Another limitation of this formula is that it often overestimates the maximal heart rate in younger people and under-estimates in older people.

Another formula you can use with a lower margin of error is the Tanaka formula.

Tanaka = 208 – (0.7 x age)

When doing moderate-intensity workouts, the target heart rate of your client should be range from 64-76% of their maximum heart rate. For vigorous activities, the target heart rate should be range from 77-93% of their maximal heart rate.

While these formulas may imply that people of the same age group have the same maximal heart rate, it is usually individualized and influenced by things like:

Fitness levels: All humans experience lower maximal heartbeat with age, but it does not happen linearly or uniformly in everyone. Fit people will maintain the same maximal heart rate over a long period. Unfit people, however, will witness a faster decrease in their maximal heart rate. Also, unfit individuals could have a lower maximal heart rate than healthy fit older people.

Conditioning level: The more people train, the more their cardiopulmonary system adapts to the training. This increases stroke volume, which maximizes cardiac output, increasing the maximal heart rate.

Stress, recovery status, stimulants, and blood volume- These all affect a person’s exercising and resting maximal heart rate.
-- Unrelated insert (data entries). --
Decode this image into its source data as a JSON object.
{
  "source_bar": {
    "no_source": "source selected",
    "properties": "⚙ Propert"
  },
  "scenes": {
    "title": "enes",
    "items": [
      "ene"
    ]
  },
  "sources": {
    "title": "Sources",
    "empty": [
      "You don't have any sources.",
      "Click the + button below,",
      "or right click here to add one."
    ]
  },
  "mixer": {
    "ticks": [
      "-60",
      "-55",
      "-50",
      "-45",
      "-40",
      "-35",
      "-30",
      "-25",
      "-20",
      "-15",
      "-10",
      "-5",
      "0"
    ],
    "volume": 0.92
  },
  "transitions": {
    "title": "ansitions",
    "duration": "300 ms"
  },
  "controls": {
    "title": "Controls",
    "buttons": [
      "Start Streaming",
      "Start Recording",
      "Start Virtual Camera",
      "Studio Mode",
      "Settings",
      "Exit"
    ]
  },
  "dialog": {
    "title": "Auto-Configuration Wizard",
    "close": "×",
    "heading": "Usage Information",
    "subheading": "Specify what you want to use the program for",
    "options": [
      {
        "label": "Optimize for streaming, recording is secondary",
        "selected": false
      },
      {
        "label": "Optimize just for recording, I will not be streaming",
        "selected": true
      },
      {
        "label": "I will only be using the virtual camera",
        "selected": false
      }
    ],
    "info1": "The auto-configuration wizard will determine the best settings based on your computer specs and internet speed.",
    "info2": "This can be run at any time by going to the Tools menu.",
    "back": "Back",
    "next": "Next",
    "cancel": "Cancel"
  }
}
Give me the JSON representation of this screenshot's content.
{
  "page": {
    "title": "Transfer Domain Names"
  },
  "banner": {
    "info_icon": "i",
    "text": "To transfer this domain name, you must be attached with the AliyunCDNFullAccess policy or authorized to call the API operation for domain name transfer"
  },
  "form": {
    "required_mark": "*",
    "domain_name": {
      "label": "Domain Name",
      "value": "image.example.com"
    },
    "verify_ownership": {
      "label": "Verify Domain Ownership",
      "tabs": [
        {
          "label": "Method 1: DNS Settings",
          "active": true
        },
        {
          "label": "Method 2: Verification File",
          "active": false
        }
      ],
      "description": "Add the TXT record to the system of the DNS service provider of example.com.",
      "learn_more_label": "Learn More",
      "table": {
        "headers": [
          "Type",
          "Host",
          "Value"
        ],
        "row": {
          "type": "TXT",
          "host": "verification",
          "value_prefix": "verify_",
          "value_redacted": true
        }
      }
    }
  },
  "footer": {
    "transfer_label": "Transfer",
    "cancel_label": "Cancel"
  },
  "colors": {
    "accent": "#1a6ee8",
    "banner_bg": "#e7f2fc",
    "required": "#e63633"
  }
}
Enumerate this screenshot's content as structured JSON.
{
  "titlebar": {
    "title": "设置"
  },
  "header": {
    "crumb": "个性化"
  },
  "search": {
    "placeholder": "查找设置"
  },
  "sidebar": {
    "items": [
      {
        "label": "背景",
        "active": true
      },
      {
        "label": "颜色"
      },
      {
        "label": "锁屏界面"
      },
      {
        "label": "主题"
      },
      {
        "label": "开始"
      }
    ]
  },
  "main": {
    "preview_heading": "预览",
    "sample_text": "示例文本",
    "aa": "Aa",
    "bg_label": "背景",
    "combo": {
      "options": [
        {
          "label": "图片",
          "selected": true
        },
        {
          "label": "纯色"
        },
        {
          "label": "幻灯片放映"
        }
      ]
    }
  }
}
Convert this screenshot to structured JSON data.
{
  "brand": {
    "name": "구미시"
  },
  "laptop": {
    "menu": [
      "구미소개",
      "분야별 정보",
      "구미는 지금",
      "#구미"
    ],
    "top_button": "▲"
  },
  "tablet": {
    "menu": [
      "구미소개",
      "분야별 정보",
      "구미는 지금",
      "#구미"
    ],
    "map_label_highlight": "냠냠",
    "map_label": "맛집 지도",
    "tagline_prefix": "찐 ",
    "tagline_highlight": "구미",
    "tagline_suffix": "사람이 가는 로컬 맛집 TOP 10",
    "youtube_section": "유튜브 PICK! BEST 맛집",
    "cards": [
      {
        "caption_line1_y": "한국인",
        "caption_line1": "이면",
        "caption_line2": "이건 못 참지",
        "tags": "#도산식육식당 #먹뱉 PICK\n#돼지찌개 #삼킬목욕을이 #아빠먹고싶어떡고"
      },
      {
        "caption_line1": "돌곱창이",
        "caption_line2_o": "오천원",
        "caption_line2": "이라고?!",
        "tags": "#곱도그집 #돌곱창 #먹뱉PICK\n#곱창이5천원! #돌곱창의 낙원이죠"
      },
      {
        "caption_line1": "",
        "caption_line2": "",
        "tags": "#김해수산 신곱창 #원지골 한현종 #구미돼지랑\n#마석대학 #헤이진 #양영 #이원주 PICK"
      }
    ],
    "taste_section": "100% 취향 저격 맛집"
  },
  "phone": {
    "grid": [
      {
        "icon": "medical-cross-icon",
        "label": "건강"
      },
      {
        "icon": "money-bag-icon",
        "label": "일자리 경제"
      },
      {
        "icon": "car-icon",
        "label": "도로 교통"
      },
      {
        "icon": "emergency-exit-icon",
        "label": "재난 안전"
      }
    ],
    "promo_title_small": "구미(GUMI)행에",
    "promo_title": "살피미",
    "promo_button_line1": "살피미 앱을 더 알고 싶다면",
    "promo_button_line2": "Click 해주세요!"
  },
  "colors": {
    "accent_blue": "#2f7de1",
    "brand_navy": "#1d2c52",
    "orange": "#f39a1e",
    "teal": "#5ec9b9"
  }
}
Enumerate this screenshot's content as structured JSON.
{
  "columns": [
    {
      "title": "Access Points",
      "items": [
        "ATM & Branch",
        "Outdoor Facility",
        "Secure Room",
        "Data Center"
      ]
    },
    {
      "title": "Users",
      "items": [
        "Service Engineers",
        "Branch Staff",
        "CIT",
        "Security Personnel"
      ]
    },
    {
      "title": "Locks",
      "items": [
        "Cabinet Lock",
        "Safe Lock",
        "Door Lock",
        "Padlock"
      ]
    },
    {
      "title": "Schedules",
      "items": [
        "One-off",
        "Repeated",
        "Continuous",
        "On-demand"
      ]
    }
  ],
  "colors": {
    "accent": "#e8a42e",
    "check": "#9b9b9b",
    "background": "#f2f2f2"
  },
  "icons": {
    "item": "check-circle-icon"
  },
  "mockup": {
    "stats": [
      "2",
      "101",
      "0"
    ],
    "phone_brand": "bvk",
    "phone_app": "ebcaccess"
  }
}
A person’s maximal heart rate will increase or reduce depending on how these factors change daily.

Stroke Volume (SV)

This refers to the amount of blood the heart pumps out of the left ventricle with each beat, and you can measure it either in litres or ml per minute. Measuring the exact stroke volume is not easy.

Therefore, people estimate the volume based on the formula used to calculate heart rate and measurable factors that stroke volume estimates, like blood pressure.

While stroke volume and heart rate can influence cardiac output, stroke volume does not change too much, with only small fluctuations even during exercises. On the other hand, heart rate changes dramatically, which makes it the greatest influencer of someone’s cardiac output.

Changes in people’s cardiac output are vital as they determine how well the bear will meet the increasing energy demands of the exercising muscles. As a personal trainer, you might never have to measure your client’s cardiac output, but it’s important because it affects blood pressure.

Blood Pressure

Blood pressure refers to the force that blood exerts on arterial walls as it is being pumped from the heart. You can easily measure a client’s blood pressure using a sphygmomanometer and stethoscope on the upper arm.

Cardiac output is one of the main factors that affect blood pressure because an increase in cardiac output increases the pressure and volume of blood passing through the arteries.

Before designing a workout plan for your client, ensure that you know their blood pressure to know how much exercises are safe for them and how intense the workouts should be.

You should also check any medications or health conditions that could affect the client’s heart rate, stroke volume, or blood pressure.

If you have any questions on the above or would like some advice on how we could help you with your fitness goal, don’t hesitate, visit our gym and try one of our personal fitness training sessions. 

Related Articles


Join our mailing list